◆ **Required action**
Filter the lines below, keeping each one that holds "other".

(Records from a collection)
◆ ◆ ◆
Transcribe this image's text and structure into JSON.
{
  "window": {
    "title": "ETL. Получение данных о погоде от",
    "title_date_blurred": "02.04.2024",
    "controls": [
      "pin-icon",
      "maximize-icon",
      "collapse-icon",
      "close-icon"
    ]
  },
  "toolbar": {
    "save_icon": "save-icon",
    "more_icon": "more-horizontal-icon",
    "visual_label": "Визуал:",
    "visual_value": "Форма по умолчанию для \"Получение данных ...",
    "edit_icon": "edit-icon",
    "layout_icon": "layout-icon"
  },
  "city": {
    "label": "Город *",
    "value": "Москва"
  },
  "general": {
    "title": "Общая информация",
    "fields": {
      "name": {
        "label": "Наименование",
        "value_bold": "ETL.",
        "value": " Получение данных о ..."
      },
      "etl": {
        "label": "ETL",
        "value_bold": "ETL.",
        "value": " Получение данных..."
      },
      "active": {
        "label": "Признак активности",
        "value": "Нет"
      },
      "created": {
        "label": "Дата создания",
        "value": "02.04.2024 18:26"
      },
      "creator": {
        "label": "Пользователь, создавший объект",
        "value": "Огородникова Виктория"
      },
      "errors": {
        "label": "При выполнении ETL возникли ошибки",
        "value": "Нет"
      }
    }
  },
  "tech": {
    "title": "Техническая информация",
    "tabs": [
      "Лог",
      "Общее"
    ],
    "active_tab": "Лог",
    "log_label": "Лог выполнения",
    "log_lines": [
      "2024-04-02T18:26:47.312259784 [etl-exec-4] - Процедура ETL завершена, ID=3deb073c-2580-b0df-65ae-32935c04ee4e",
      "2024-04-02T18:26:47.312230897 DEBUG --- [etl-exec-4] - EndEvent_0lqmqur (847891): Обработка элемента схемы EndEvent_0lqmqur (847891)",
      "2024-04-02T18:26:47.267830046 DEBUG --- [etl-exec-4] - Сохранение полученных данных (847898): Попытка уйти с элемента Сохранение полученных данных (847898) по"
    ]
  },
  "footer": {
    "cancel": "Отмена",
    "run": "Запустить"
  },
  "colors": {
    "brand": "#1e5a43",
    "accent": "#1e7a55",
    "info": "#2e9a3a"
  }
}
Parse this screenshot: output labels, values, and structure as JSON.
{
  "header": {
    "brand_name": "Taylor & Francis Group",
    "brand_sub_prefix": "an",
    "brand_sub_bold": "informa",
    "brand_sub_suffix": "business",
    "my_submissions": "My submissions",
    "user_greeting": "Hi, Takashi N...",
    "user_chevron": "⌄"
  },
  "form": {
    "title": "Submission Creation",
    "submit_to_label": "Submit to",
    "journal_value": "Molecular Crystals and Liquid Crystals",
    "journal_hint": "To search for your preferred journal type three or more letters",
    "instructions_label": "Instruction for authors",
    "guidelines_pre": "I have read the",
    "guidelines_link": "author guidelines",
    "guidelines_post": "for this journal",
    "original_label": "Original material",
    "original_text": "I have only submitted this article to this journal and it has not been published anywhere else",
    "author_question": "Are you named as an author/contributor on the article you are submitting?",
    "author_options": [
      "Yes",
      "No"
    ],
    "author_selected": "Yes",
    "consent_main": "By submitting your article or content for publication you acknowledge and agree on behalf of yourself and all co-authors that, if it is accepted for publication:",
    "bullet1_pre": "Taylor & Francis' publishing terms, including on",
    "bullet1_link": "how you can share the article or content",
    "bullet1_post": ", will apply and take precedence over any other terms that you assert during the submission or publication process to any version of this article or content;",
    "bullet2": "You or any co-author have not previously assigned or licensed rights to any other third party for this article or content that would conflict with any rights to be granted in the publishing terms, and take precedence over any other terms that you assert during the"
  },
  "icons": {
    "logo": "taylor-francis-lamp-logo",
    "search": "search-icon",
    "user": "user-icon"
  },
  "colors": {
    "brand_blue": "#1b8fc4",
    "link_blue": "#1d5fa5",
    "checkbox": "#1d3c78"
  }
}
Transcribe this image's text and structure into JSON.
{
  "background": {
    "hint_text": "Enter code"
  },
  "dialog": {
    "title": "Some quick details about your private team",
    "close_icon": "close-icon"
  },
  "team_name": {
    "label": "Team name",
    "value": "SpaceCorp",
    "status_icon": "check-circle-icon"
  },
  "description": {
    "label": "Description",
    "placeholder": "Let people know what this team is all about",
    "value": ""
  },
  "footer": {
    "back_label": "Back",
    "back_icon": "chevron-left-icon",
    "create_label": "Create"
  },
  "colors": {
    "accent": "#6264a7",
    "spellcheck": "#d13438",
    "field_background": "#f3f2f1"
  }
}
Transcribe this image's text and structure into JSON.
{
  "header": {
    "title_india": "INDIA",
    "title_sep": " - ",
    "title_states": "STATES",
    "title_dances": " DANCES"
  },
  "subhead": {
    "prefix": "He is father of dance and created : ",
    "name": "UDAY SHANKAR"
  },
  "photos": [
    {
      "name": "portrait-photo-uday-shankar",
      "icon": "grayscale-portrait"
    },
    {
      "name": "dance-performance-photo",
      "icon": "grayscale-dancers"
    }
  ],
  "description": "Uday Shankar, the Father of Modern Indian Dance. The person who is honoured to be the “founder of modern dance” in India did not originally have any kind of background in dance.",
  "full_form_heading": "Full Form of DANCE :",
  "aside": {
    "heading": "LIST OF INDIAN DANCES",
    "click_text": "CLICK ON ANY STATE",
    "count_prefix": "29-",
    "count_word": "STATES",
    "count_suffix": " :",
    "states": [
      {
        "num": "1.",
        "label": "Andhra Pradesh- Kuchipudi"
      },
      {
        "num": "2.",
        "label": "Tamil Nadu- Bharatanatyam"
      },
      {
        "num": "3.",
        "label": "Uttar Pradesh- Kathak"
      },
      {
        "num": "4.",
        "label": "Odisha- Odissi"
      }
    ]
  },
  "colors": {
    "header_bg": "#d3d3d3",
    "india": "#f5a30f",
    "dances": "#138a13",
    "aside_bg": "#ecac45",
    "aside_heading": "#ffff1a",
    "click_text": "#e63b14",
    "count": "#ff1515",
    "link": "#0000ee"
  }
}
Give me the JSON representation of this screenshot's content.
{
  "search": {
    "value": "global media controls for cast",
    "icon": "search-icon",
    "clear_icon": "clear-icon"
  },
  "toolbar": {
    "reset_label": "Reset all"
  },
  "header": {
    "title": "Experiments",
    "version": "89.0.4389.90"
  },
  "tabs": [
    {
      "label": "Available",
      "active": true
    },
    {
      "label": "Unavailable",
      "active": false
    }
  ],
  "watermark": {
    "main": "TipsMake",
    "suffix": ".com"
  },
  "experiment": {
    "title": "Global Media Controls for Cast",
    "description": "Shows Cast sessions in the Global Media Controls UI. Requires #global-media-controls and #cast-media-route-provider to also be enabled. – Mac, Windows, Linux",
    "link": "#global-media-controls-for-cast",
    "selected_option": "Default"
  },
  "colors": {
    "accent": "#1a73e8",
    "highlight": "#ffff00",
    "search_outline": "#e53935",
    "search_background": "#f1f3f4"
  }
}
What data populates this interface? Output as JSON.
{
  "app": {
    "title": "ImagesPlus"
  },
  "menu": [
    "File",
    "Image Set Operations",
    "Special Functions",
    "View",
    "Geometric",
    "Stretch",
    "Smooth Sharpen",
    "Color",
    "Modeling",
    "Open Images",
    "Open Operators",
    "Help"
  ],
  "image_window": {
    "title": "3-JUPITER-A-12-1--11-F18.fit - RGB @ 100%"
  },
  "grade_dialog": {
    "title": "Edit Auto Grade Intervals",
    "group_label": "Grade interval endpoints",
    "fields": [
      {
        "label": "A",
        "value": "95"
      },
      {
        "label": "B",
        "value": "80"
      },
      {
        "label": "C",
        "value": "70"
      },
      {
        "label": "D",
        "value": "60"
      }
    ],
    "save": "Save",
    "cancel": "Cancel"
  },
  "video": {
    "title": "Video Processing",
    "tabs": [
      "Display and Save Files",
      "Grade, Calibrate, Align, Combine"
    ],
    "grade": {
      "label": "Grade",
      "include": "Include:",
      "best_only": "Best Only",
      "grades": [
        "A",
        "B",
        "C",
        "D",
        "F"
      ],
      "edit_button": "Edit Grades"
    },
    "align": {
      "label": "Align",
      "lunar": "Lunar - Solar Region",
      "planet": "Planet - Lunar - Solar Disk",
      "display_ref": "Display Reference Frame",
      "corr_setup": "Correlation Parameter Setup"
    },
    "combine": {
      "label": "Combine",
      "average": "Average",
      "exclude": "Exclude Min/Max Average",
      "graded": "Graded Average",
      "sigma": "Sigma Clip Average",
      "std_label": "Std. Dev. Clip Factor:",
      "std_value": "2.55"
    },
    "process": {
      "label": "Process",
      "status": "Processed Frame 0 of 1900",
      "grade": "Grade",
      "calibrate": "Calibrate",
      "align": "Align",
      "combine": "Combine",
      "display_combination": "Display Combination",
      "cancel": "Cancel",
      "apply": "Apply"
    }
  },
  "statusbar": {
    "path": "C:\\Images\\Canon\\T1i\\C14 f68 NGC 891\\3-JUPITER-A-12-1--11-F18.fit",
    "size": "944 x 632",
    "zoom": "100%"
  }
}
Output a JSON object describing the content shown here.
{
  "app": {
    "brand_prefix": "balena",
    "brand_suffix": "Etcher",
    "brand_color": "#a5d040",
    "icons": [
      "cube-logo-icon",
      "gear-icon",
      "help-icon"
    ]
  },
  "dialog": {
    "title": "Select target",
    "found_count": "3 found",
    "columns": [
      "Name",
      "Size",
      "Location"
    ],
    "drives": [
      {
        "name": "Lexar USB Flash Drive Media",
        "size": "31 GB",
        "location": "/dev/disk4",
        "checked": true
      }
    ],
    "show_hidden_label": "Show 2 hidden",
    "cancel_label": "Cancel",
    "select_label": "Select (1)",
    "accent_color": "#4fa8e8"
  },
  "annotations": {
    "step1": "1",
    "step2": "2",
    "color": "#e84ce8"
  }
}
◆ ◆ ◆
◆ **Completed exercise**
    "bullet1_post": ", will apply and take precedence over any other terms that you assert during the submission or publication process to any version of this article or content;",
    "bullet2": "You or any co-author have not previously assigned or licensed rights to any other third party for this article or content that would conflict with any rights to be granted in the publishing terms, and take precedence over any other terms that you assert during the"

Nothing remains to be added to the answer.